In real life, designers don't work side-by-side Project Runway style — a wandering eye's width away from their competitors. Nonetheless, clothing makers still manage to try on for size the ideas of their contemporaries, too often stitching their names onto the label and passing it off as original.
Over the past four years, the American fashion industry has been involved in a tug of war for tighter copyright protection for its designers. A loose-knit House bill wasn't making the cut for creative minds to flourish independently. But last week, after a year of back and forth, a new bill might be giving designers relief from their textile tensions.
The new bill, the Innovative Design Protection and Piracy Prevention Act, seeks protection for unique design and is backed by the Council of Fashion Designers of America and the American Apparel & Footwear Association, some of the industry's biggest influencers.
So what qualifies as stealing, and what ideas are still up for grabs? Like with most copyright laws, the burden is on the creator. Designers who believe their work has been fabricated must prove that their work provides "a unique, distinguishable, non-trivial and non-utilitarian variation over prior designs" and the copy is "substantially identical" to theirs. For example, women love their peep-toe pumps. And after you attach a sky-high stiletto to the back, you'd be hard pressed to find a closet around the country without a pair. Said pumps, however, are a common style, not an original concept. As are colors, patterns, and graphic elements.
Might be a tough sell. But leaf through an issue of any fashion mag (preferably Marie Claire … wink, wink), and you are likely to find pages full of beautiful designer pieces sparked — and now protected — by innovation.
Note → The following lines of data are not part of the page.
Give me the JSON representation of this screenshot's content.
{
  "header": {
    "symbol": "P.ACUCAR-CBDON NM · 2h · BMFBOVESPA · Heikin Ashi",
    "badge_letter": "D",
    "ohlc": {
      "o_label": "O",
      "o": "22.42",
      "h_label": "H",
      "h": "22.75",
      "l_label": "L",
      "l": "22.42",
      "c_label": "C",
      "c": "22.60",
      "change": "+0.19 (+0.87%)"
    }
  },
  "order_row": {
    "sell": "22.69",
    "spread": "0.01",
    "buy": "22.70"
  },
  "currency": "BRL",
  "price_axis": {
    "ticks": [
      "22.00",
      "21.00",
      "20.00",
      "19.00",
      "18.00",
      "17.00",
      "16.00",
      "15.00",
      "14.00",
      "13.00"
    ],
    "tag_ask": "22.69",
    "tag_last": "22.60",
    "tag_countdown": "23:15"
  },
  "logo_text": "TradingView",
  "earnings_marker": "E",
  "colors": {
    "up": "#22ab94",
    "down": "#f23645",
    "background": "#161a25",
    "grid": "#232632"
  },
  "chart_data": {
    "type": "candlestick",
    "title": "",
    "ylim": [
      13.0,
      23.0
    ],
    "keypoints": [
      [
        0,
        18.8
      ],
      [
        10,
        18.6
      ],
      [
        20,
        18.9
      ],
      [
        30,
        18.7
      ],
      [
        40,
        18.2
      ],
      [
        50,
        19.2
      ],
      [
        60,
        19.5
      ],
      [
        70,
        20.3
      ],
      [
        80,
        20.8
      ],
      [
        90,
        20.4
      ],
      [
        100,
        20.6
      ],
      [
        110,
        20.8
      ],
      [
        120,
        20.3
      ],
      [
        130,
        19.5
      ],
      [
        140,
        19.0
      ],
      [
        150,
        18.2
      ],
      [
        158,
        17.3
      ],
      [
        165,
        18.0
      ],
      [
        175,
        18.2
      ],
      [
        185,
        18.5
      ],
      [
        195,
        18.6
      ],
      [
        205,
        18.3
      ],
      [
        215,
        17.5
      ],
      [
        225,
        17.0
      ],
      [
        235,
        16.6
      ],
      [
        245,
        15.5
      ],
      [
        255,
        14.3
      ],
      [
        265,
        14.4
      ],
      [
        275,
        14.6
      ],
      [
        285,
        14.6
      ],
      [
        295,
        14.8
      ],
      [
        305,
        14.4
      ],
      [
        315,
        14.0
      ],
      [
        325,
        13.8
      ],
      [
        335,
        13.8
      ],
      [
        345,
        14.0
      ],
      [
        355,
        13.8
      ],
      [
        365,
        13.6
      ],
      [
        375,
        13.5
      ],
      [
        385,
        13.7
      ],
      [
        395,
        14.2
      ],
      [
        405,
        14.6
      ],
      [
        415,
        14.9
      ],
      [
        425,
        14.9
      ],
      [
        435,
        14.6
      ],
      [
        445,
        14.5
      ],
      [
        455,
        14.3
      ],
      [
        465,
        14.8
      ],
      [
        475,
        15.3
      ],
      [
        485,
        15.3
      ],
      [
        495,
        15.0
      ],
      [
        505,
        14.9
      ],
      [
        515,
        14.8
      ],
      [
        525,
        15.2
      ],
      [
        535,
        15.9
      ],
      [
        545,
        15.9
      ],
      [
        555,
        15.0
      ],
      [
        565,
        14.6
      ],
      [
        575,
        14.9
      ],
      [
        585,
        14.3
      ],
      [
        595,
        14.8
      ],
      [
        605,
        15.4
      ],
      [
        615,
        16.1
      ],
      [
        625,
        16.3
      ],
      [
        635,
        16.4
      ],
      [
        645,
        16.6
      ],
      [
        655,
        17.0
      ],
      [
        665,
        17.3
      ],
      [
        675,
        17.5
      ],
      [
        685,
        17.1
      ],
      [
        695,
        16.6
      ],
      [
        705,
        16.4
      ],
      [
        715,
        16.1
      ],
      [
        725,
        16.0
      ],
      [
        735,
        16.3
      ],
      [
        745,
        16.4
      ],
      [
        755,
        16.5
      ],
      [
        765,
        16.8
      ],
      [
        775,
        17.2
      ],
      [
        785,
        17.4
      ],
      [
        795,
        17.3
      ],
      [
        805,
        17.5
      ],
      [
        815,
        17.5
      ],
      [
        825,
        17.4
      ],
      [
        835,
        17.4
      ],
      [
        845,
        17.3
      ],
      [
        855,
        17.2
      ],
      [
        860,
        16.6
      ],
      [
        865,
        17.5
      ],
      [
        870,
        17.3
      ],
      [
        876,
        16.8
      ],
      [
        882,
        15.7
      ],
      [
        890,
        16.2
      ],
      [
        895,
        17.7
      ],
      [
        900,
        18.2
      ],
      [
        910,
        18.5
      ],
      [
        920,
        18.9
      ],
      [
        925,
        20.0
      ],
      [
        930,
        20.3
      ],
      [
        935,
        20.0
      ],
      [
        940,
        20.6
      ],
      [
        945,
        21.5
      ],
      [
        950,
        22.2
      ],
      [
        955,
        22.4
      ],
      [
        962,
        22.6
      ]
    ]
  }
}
And the new bill may just make the selection that much better.
Tell Marie Claire: Do you notice when designers copy one another's creations? Share your thoughts in the Comments section below!